Show every line of the data where the word "seas" can be found.

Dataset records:
=====

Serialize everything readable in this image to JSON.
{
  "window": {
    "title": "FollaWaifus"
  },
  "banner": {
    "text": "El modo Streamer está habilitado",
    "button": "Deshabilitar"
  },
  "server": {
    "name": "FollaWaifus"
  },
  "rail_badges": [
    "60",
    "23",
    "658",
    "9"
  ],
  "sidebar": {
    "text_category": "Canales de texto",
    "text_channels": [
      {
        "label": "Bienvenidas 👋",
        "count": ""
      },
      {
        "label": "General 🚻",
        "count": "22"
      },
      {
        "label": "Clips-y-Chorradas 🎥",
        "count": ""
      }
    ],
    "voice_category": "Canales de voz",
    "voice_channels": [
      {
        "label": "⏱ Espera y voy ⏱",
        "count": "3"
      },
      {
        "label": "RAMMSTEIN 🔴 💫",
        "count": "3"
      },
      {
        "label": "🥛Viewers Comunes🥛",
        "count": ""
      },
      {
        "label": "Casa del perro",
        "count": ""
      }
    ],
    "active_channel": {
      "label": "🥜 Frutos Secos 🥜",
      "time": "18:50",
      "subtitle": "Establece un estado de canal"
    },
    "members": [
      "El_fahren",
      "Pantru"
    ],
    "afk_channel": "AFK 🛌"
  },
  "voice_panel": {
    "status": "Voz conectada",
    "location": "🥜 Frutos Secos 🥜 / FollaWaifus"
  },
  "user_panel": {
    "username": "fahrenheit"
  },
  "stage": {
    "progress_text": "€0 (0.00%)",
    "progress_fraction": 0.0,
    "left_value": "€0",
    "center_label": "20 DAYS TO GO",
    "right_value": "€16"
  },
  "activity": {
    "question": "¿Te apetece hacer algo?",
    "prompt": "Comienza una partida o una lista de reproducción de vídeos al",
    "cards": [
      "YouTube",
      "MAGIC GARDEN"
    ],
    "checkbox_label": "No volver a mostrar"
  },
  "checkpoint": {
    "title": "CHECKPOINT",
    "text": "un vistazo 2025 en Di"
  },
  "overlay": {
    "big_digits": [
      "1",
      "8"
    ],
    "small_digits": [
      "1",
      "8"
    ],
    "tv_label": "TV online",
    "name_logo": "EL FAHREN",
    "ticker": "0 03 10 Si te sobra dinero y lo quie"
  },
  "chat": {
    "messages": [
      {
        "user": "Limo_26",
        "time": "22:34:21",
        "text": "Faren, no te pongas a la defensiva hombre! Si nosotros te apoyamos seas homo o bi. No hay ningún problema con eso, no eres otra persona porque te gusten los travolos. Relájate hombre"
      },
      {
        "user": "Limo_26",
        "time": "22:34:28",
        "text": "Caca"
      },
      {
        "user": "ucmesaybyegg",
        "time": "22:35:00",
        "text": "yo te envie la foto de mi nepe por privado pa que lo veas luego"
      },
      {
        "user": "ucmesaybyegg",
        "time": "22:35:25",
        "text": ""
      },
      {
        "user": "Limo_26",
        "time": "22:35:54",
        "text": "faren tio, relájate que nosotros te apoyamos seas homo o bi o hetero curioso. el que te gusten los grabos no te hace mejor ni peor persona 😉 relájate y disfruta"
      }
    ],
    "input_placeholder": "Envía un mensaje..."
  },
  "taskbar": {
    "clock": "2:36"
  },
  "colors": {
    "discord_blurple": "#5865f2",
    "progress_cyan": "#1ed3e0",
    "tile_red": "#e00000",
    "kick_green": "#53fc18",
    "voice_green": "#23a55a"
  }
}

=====

◆ ANSWER SECTION:
        "text": "Faren, no te pongas a la defensiva hombre! Si nosotros te apoyamos seas homo o bi. No hay ningún problema con eso, no eres otra persona porque te gusten los travolos. Relájate hombre"
        "text": "faren tio, relájate que nosotros te apoyamos seas homo o bi o hetero curioso. el que te gusten los grabos no te hace mejor ni peor persona 😉 relájate y disfruta"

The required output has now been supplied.